Due to a range of personal financial factors, such as college debt, divorce or bankruptcy, many business owners (or people who want to start businesses) do not have good personal credit. The good news is that, in order to build good business credit, you do not have to wait until your personal financial situation is in solid form.
While large banks look at your personal credit score, alternative lenders like factoring companies consider more than just your credit score. It is possible to have poor personal credit and still improve your business credit. Here are four tips to help you get started:
1. Differentiate your personal credit from your business credit
If your personal credit score is damaged, consider getting a separate tax ID number for your business. You don’t necessarily have to incorporate your business. You can still get a tax ID number from the IRS if your business is a sole proprietorship, an LLC or a partnership. Talk to your CPA for information on the different options for your business and select the one that is right for you.
In addition to getting a tax ID number, it’s a good idea to set up your business to be distinct from your personal profile. This step involves acquiring a separate business address (not a post office box), a business bank account, an official corporate name registered with local authorities and a separate telephone number.
Your business credit score is linked to the tax ID for your business, not your Social Security number. This important difference can help you build positive business credit history and start your business off on a more positive path.
Besides the additional capital you can borrow, there are other reasons why you should keep your personal credit profile separate from your business credit profile:
- With a business lender, such as a bank, you’re contractually obligated to pay the loan back, whether through collateral or company profits. If you don’t separate the two and your business collapses, your personal savings and personal assets could be at risk.
- Having separate business credit safeguards your personal credit score. Business owners who rely solely on personal credit cards to fund their operations often end up maxing-out their credit lines, risking damage to their personal credit.
2. Build your business’s credit score
Once you have a tax ID number and a legal identity for your business, you can start building your business’s credit history and qualifying for trade and credit lines from suppliers and funding sources.
Start by opening a business credit card and always pay it off on time. When applying for a business card, just be sure to verify that the card provider reports to business credit bureaus and not to personal ones. The business credit bureaus will add your payment history to the credit file associated with your company name. Unlike personal cards, you may be able to deduct interest from business credit cards.
For your vendors and suppliers, you should open credit lines and make payments on time, so you can start reporting your positive payment activity to commercial bureaus. This is known as trade credit. It typically allows you net 15, 30, or 60 days to pay for your supplies and services.

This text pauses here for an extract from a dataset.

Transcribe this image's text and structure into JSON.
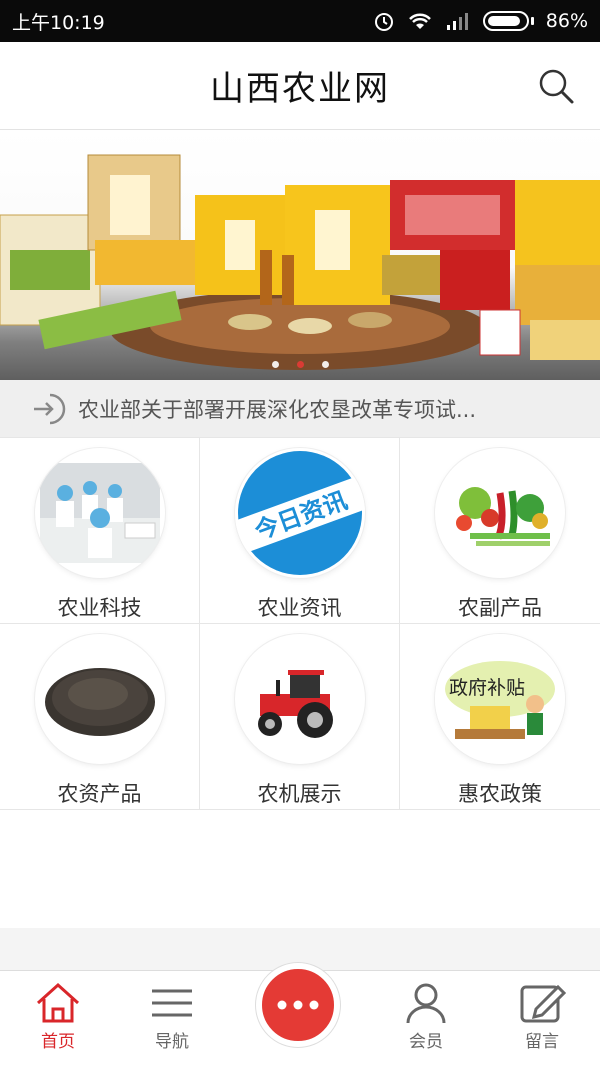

These suppliers will automatically report your activity to bureaus and establish a credit report for your business.
As you establish a consistent history of on-time or early payments with these suppliers, your business credit scores will increase. If you are able to stay on track with your payments, you can establish a strong credit rating for your business.
3. Monitor your business credit regularly
Credit is something you’ve got to stay on top of, but the payoffs can be huge in the long run. After establishing strong business credit, you’ll want to maintain your record by checking it regularly. Because credit scores could change in just a short time span (several months), lenders and creditors reassess your company’s creditworthiness on an ongoing basis. If your credit decreases, credit terms can be adjusted, stopped altogether, and you could be forced to pay cash on delivery for your supplies.
4. Choose Invoice Factoring
Invoice factoring offers an innovative way to turn your invoices into immediate cash. When you factor your invoices, you receive an advance on the customer invoice, so you don’t have to wait weeks and months for payment or risk incurring debt. Factoring is not a loan, so your credit score is not the most important thing considered. With the cash flow that factoring brings, you can continue to pay your suppliers on time, which reflects positively on your credit report.
Building a strong business credit profile separate from your personal credit is an easy way to give you the edge. By following a few simple steps, you’ll be on your way to establishing a strong business credit score, enabling you to access better financing options and rates
Do you feel that your personal credit or business credit scores are holding you back? With help from a reputable factoring company, you could have the money you need to finance your business. Get in touch with us right away for a factoring rate quote.